CAH is caused by not having enough of an enzyme (most commonly 21-hydroxylase) that the adrenal glands need to work right. The adrenal glands are part of the endocrine system. The adrenal glands make hormones, chemical “messengers” that the body needs to function well. In CAH, the adrenal glands make too little of certain hormones. These hormones are cortisol and aldosterone.
- Cortisol is a “stress hormone.” Our bodies need it when we are sick or injured. Cortisol is a hormone in the family of hormones called “glucocorticoids.”
- Aldosterone is the “salt-retaining hormone.” It helps our bodies hold on to salt to balance the fluids and electrolytes in our system. Aldosterone is a hormone in the family of hormones called “mineralocorticoids.”

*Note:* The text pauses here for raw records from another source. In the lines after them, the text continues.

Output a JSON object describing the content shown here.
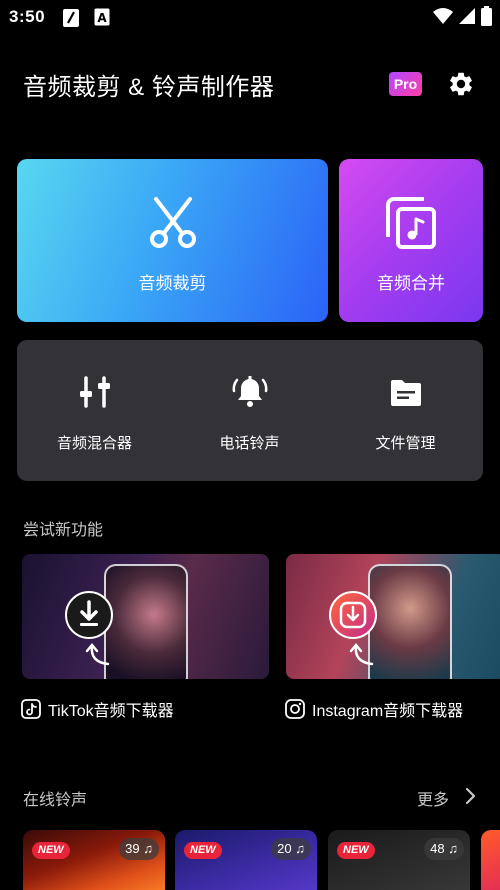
{
  "status_bar": {
    "time": "3:50"
  },
  "header": {
    "title": "音频裁剪 & 铃声制作器",
    "pro_label": "Pro"
  },
  "main_cards": {
    "trim_label": "音频裁剪",
    "merge_label": "音频合并"
  },
  "tools": [
    {
      "label": "音频混合器",
      "icon": "mixer-sliders-icon"
    },
    {
      "label": "电话铃声",
      "icon": "bell-ringing-icon"
    },
    {
      "label": "文件管理",
      "icon": "folder-icon"
    }
  ],
  "try_new": {
    "title": "尝试新功能",
    "items": [
      {
        "label": "TikTok音频下载器",
        "icon": "tiktok-icon"
      },
      {
        "label": "Instagram音频下载器",
        "icon": "instagram-icon"
      }
    ]
  },
  "online_ringtones": {
    "title": "在线铃声",
    "more_label": "更多",
    "items": [
      {
        "badge": "NEW",
        "count": "39"
      },
      {
        "badge": "NEW",
        "count": "20"
      },
      {
        "badge": "NEW",
        "count": "48"
      }
    ]
  },
  "colors": {
    "background": "#000000",
    "panel": "#333337",
    "pro_gradient_start": "#b046ff",
    "pro_gradient_end": "#ff3fa6",
    "new_badge": "#e8243a"
  }
}
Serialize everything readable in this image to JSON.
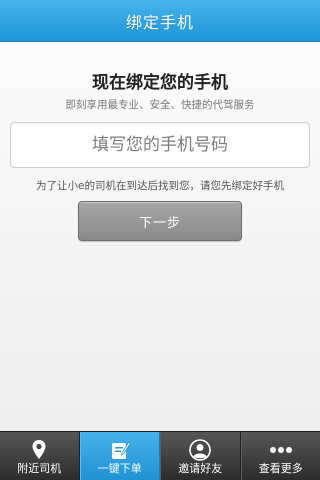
{
  "header": {
    "title": "绑定手机"
  },
  "main": {
    "headline": "现在绑定您的手机",
    "subline": "即刻享用最专业、安全、快捷的代驾服务",
    "phone_input": {
      "placeholder": "填写您的手机号码",
      "value": ""
    },
    "hint": "为了让小e的司机在到达后找到您，请您先绑定好手机",
    "next_button_label": "下一步"
  },
  "tabbar": {
    "active_index": 1,
    "tabs": [
      {
        "label": "附近司机",
        "icon": "location-pin-icon"
      },
      {
        "label": "一键下单",
        "icon": "edit-note-icon"
      },
      {
        "label": "邀请好友",
        "icon": "user-avatar-icon"
      },
      {
        "label": "查看更多",
        "icon": "more-dots-icon"
      }
    ]
  },
  "colors": {
    "brand_blue": "#2aa1e0",
    "tabbar_dark": "#3a3a3a",
    "button_gray": "#999999"
  }
}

When the adrenal glands make too little cortisol and aldosterone, it can endanger the child’s life. But by replacing hormones through medical treatment, a child will be able to develop normally and be healthy.

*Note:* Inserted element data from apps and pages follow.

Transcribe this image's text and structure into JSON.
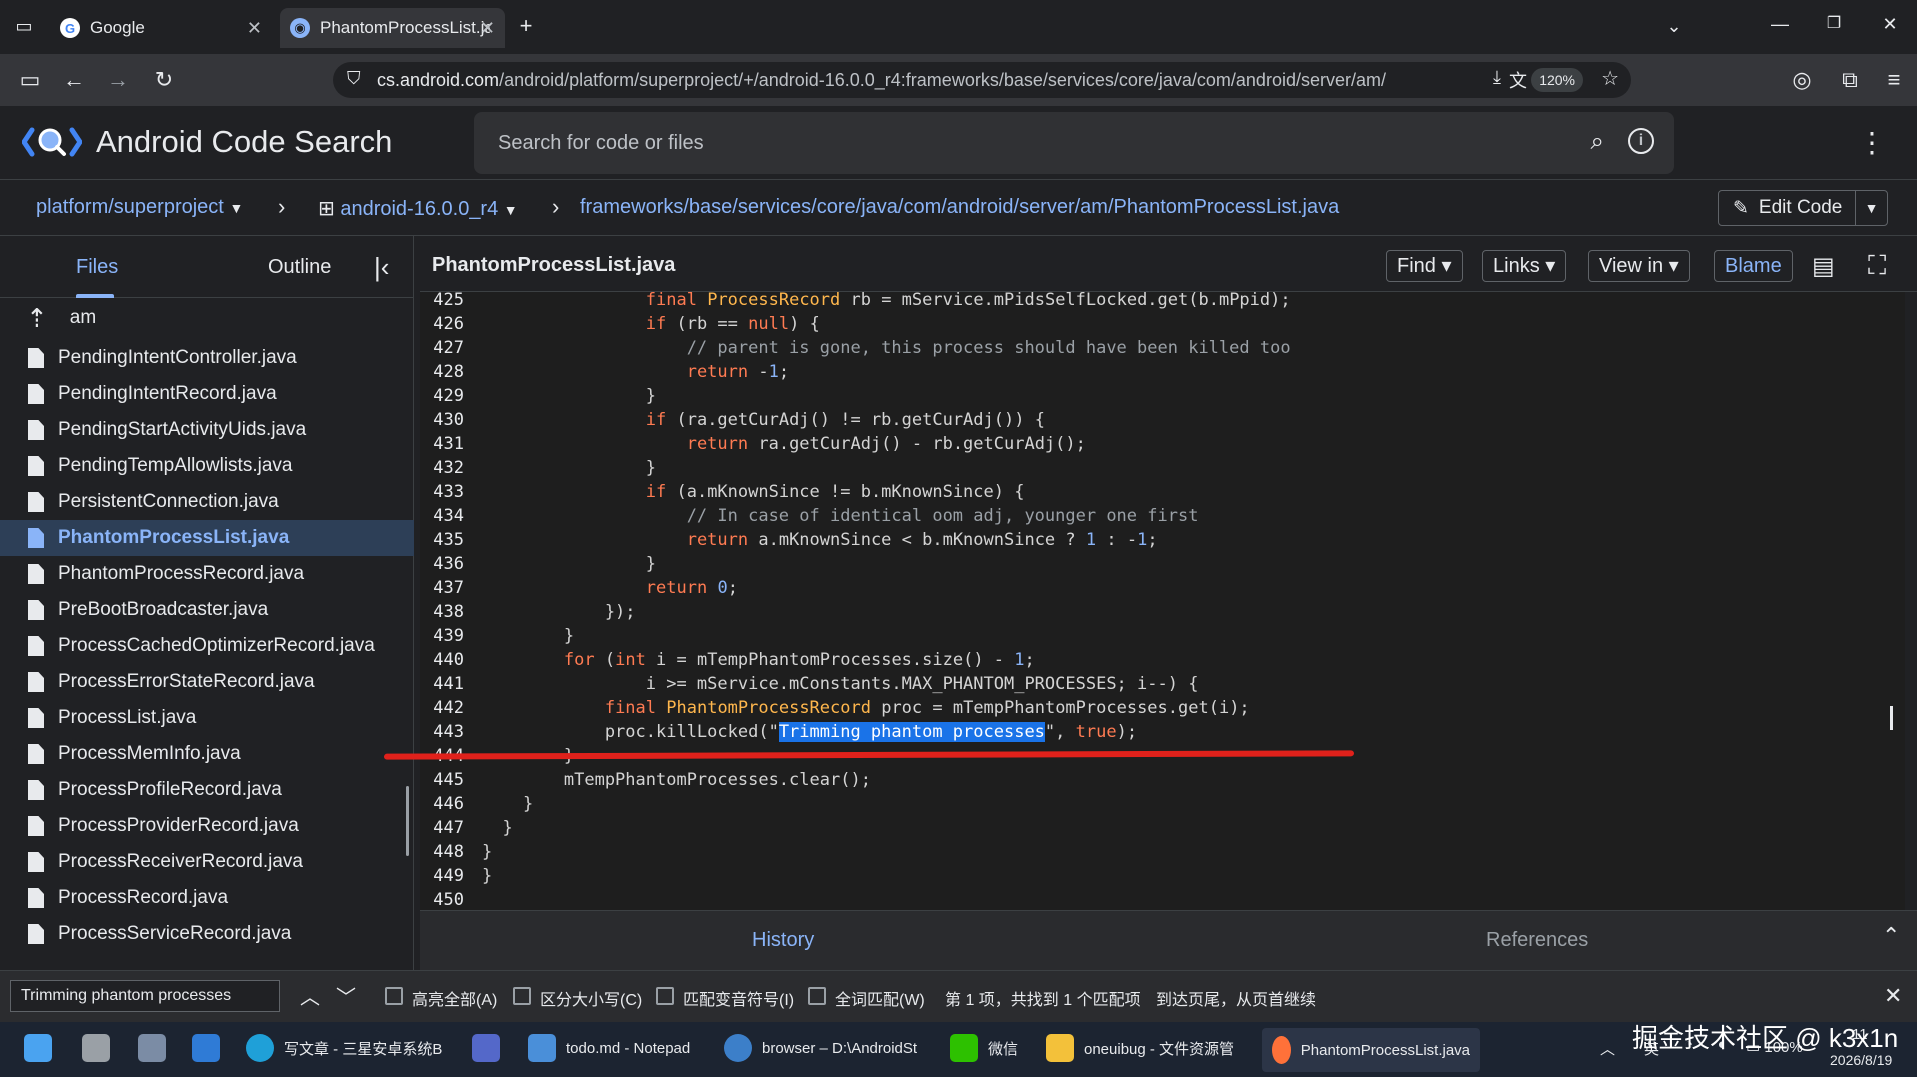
{
  "browser": {
    "tabs": [
      {
        "title": "Google"
      },
      {
        "title": "PhantomProcessList.java - Ar"
      }
    ],
    "url_host": "cs.android.com",
    "url_path": "/android/platform/superproject/+/android-16.0.0_r4:frameworks/base/services/core/java/com/android/server/am/",
    "zoom": "120%"
  },
  "app": {
    "title": "Android Code Search",
    "search_placeholder": "Search for code or files"
  },
  "breadcrumb": {
    "project": "platform/superproject",
    "branch": "android-16.0.0_r4",
    "path": "frameworks/base/services/core/java/com/android/server/am/PhantomProcessList.java",
    "edit_label": "Edit Code"
  },
  "sidebar": {
    "tab_files": "Files",
    "tab_outline": "Outline",
    "parent_dir": "am",
    "files": [
      "PendingIntentController.java",
      "PendingIntentRecord.java",
      "PendingStartActivityUids.java",
      "PendingTempAllowlists.java",
      "PersistentConnection.java",
      "PhantomProcessList.java",
      "PhantomProcessRecord.java",
      "PreBootBroadcaster.java",
      "ProcessCachedOptimizerRecord.java",
      "ProcessErrorStateRecord.java",
      "ProcessList.java",
      "ProcessMemInfo.java",
      "ProcessProfileRecord.java",
      "ProcessProviderRecord.java",
      "ProcessReceiverRecord.java",
      "ProcessRecord.java",
      "ProcessServiceRecord.java"
    ],
    "active_file": "PhantomProcessList.java"
  },
  "code": {
    "filename": "PhantomProcessList.java",
    "toolbar": {
      "find": "Find",
      "links": "Links",
      "view_in": "View in",
      "blame": "Blame"
    },
    "highlight": "Trimming phantom processes",
    "lines": [
      {
        "n": "425",
        "text": "                final ProcessRecord rb = mService.mPidsSelfLocked.get(b.mPpid);"
      },
      {
        "n": "426",
        "text": "                if (rb == null) {"
      },
      {
        "n": "427",
        "text": "                    // parent is gone, this process should have been killed too"
      },
      {
        "n": "428",
        "text": "                    return -1;"
      },
      {
        "n": "429",
        "text": "                }"
      },
      {
        "n": "430",
        "text": "                if (ra.getCurAdj() != rb.getCurAdj()) {"
      },
      {
        "n": "431",
        "text": "                    return ra.getCurAdj() - rb.getCurAdj();"
      },
      {
        "n": "432",
        "text": "                }"
      },
      {
        "n": "433",
        "text": "                if (a.mKnownSince != b.mKnownSince) {"
      },
      {
        "n": "434",
        "text": "                    // In case of identical oom adj, younger one first"
      },
      {
        "n": "435",
        "text": "                    return a.mKnownSince < b.mKnownSince ? 1 : -1;"
      },
      {
        "n": "436",
        "text": "                }"
      },
      {
        "n": "437",
        "text": "                return 0;"
      },
      {
        "n": "438",
        "text": "            });"
      },
      {
        "n": "439",
        "text": "        }"
      },
      {
        "n": "440",
        "text": "        for (int i = mTempPhantomProcesses.size() - 1;"
      },
      {
        "n": "441",
        "text": "                i >= mService.mConstants.MAX_PHANTOM_PROCESSES; i--) {"
      },
      {
        "n": "442",
        "text": "            final PhantomProcessRecord proc = mTempPhantomProcesses.get(i);"
      },
      {
        "n": "443",
        "text": "            proc.killLocked(\"Trimming phantom processes\", true);"
      },
      {
        "n": "444",
        "text": "        }"
      },
      {
        "n": "445",
        "text": "        mTempPhantomProcesses.clear();"
      },
      {
        "n": "446",
        "text": "    }"
      },
      {
        "n": "447",
        "text": "  }"
      },
      {
        "n": "448",
        "text": "}"
      },
      {
        "n": "449",
        "text": "}"
      },
      {
        "n": "450",
        "text": ""
      }
    ],
    "bottom_tabs": {
      "history": "History",
      "references": "References"
    }
  },
  "findbar": {
    "query": "Trimming phantom processes",
    "opt_highlight_all": "高亮全部(A)",
    "opt_match_case": "区分大小写(C)",
    "opt_diacritics": "匹配变音符号(I)",
    "opt_whole_words": "全词匹配(W)",
    "result": "第 1 项，共找到 1 个匹配项",
    "wrap_notice": "到达页尾，从页首继续"
  },
  "taskbar": {
    "items": [
      {
        "label": "写文章 - 三星安卓系统B"
      },
      {
        "label": "todo.md - Notepad"
      },
      {
        "label": "browser – D:\\AndroidSt"
      },
      {
        "label": "微信"
      },
      {
        "label": "oneuibug - 文件资源管"
      },
      {
        "label": "PhantomProcessList.java"
      }
    ],
    "lang": "英",
    "battery": "100%",
    "time": "11",
    "date": "2026/8/19"
  },
  "watermark": "掘金技术社区 @ k3x1n",
  "colors": {
    "accent": "#8ab4f8",
    "highlight": "#1a73e8",
    "annotation": "#e0211b"
  }
}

In 21-OH CAH, when the adrenal glands try to make cortisol and aldosterone, they instead make more of other hormones: androgens. Androgens are another group of hormones involved in CAH. Both males and females make androgens, but males make more. Having too much androgen affects how girls’ bodies develop, even before they are born.
- AboutKidsHealth offers a helpful, interactive explanation (with pictures and animation) of what happens with enzymes and adrenal hormones in CAH.

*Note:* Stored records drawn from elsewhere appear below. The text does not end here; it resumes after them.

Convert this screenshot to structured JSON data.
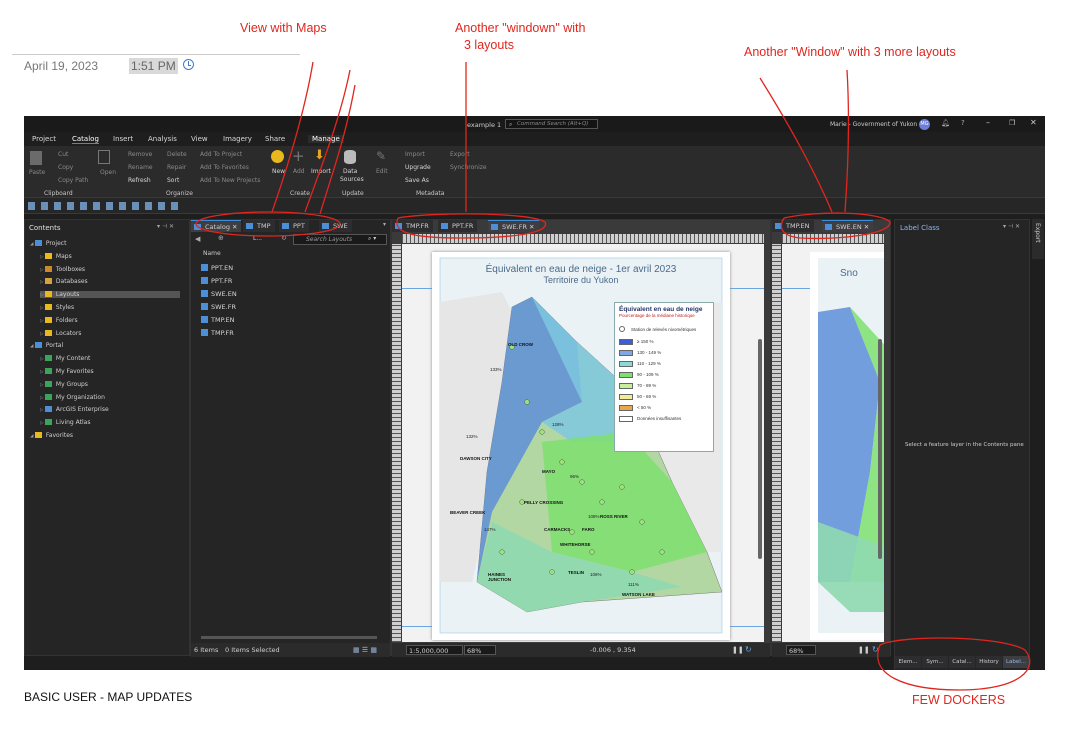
{
  "header": {
    "date": "April 19, 2023",
    "time": "1:51 PM"
  },
  "annotations": {
    "view_with_maps": "View with Maps",
    "window_1_line1": "Another \"windown\" with",
    "window_1_line2": "3 layouts",
    "window_2": "Another \"Window\" with 3 more layouts",
    "few_dockers": "FEW DOCKERS",
    "footer": "BASIC USER - MAP UPDATES",
    "color": "#e0261e"
  },
  "app": {
    "title": "example 1",
    "search_placeholder": "Command Search (Alt+Q)",
    "user": "Marie - Government of Yukon",
    "user_initials": "MG",
    "menus": [
      "Project",
      "Catalog",
      "Insert",
      "Analysis",
      "View",
      "Imagery",
      "Share",
      "Manage"
    ],
    "ribbon": {
      "paste": "Paste",
      "cut": "Cut",
      "copy": "Copy",
      "copy_path": "Copy Path",
      "open": "Open",
      "remove": "Remove",
      "rename": "Rename",
      "refresh": "Refresh",
      "delete": "Delete",
      "repair": "Repair",
      "sort": "Sort",
      "add_to_project": "Add To Project",
      "add_to_favorites": "Add To Favorites",
      "add_to_new_projects": "Add To New Projects",
      "new": "New",
      "add": "Add",
      "import": "Import",
      "data_sources_1": "Data",
      "data_sources_2": "Sources",
      "edit": "Edit",
      "import2": "Import",
      "upgrade": "Upgrade",
      "save_as": "Save As",
      "export": "Export",
      "synchronize": "Synchronize",
      "groups": [
        "Clipboard",
        "Organize",
        "Create",
        "Update",
        "Metadata"
      ]
    },
    "contents": {
      "title": "Contents",
      "items": [
        {
          "label": "Project",
          "indent": 0
        },
        {
          "label": "Maps",
          "indent": 1
        },
        {
          "label": "Toolboxes",
          "indent": 1
        },
        {
          "label": "Databases",
          "indent": 1
        },
        {
          "label": "Layouts",
          "indent": 1
        },
        {
          "label": "Styles",
          "indent": 1
        },
        {
          "label": "Folders",
          "indent": 1
        },
        {
          "label": "Locators",
          "indent": 1
        },
        {
          "label": "Portal",
          "indent": 0
        },
        {
          "label": "My Content",
          "indent": 1
        },
        {
          "label": "My Favorites",
          "indent": 1
        },
        {
          "label": "My Groups",
          "indent": 1
        },
        {
          "label": "My Organization",
          "indent": 1
        },
        {
          "label": "ArcGIS Enterprise",
          "indent": 1
        },
        {
          "label": "Living Atlas",
          "indent": 1
        },
        {
          "label": "Favorites",
          "indent": 0
        }
      ]
    },
    "catalog": {
      "tabs": [
        "Catalog",
        "TMP",
        "PPT",
        "SWE"
      ],
      "search_placeholder": "Search Layouts",
      "breadcrumb": "L...",
      "column": "Name",
      "items": [
        "PPT.EN",
        "PPT.FR",
        "SWE.EN",
        "SWE.FR",
        "TMP.EN",
        "TMP.FR"
      ],
      "count": "6 Items",
      "selected": "0 Items Selected"
    },
    "layout1": {
      "tabs": [
        "TMP.FR",
        "PPT.FR",
        "SWE.FR"
      ],
      "scale": "1:5,000,000",
      "zoom": "68%",
      "coords": "-0.006 , 9.354"
    },
    "layout2": {
      "tabs": [
        "TMP.EN",
        "SWE.EN"
      ],
      "zoom": "68%",
      "partial_title": "Sno"
    },
    "label_class": {
      "title": "Label Class",
      "message": "Select a feature layer in the Contents pane",
      "tabs": [
        "Elem...",
        "Sym...",
        "Catal...",
        "History",
        "Label..."
      ],
      "side_tab": "Export"
    },
    "map": {
      "title_line1": "Équivalent en eau de neige - 1er avril 2023",
      "title_line2": "Territoire du Yukon",
      "legend_title": "Équivalent en eau de neige",
      "legend_subtitle": "Pourcentage de la médiane historique",
      "legend_station": "Station de relevés nivométriques",
      "legend_items": [
        {
          "label": "≥ 150 %",
          "color": "#3d5ed8"
        },
        {
          "label": "130 - 149 %",
          "color": "#7fa7e8"
        },
        {
          "label": "110 - 129 %",
          "color": "#8ad9d9"
        },
        {
          "label": "90 - 109 %",
          "color": "#7ee06f"
        },
        {
          "label": "70 - 89 %",
          "color": "#c5ef9a"
        },
        {
          "label": "50 - 69 %",
          "color": "#f2eb9a"
        },
        {
          "label": "< 50 %",
          "color": "#e8a74a"
        },
        {
          "label": "Données insuffisantes",
          "color": "#ffffff"
        }
      ],
      "places": [
        "OLD CROW",
        "DAWSON CITY",
        "MAYO",
        "PELLY CROSSING",
        "CARMACKS",
        "FARO",
        "ROSS RIVER",
        "BEAVER CREEK",
        "WHITEHORSE",
        "TESLIN",
        "WATSON LAKE",
        "HAINES JUNCTION"
      ],
      "percents": [
        "133%",
        "128%",
        "132%",
        "147%",
        "96%",
        "108%",
        "106%",
        "111%"
      ]
    }
  }
}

What are the different types of CAH?
- Classic forms of CAH (more severe):
- Salt-wasting CAH (SWCAH): The adrenal glands cannot make cortisol (stress hormone) or aldosterone (salt-retaining hormone) causing the fluid and electrolytes in the body to be out of balance. It can be life threatening if not treated properly. At the same time, the adrenal glands make too much androgen.
- Simple-virilizing CAH (SVCAH, also known as non salt-wasting CAH—NSWCAH): The adrenal glands make enough aldosterone, but not enough cortisol. They make too much androgen, but often less than in SWCAH.
- Non-classic CAH (NCAH) is also known as late-onset CAH. It is a milder form of CAH and is not life threatening. The adrenal glands produce normal or nearly normal amounts of cortisol and aldosterone. But they also make too much androgen. In late childhood or adulthood, signs of excess male hormone appear. The excess androgens can cause early puberty, and problems like the development of unwanted body and facial hair, severe acne, or menstrual problems. Hormone replacement can treat this type of CAH in both boys and girls. Some people with non-classic CAH may benefit from medical treatment for the symptoms of the condition, such as acne treatment. Find out more about non-classic CAH from the CARES Foundation.
How is CAH inherited?
Parents can be carriers of the gene that causes CAH without being affected themselves. If both parents are carriers of the gene that leads to CAH, they can pass it to their child. If both parents pass the gene to the child, the child will have CAH. There is a 25% chance that the child of two unaffected carriers will have CAH. This type of inheritance is called autosomal recessive. If you have a child with CAH or you have CAH in your family, it’s a good idea to seek genetic counseling that can help you and your relatives with family planning.
How common is it?
About one in 15,000 children is born with the classic form of CAH each year in the United States. CAH occurs equally in boys and girls. Non-classic or late-onset CAH is one of the more common genetic conditions. It may affect one to five percent of people in a given community, varying by the racial and ethnic makeup. It is more common in certain ethnic groups.
Image of the adrenal glands reproduced courtesy of the Eunice Kennedy Shriver National Institute of Child Health and Human Development (NICHD), NIH, DHHS; http://www.nichd.nih.gov.
Written and compiled by Kyla Boyse, RN and Talyah Sands. Reviewed by David E. Sandberg, Ph.D.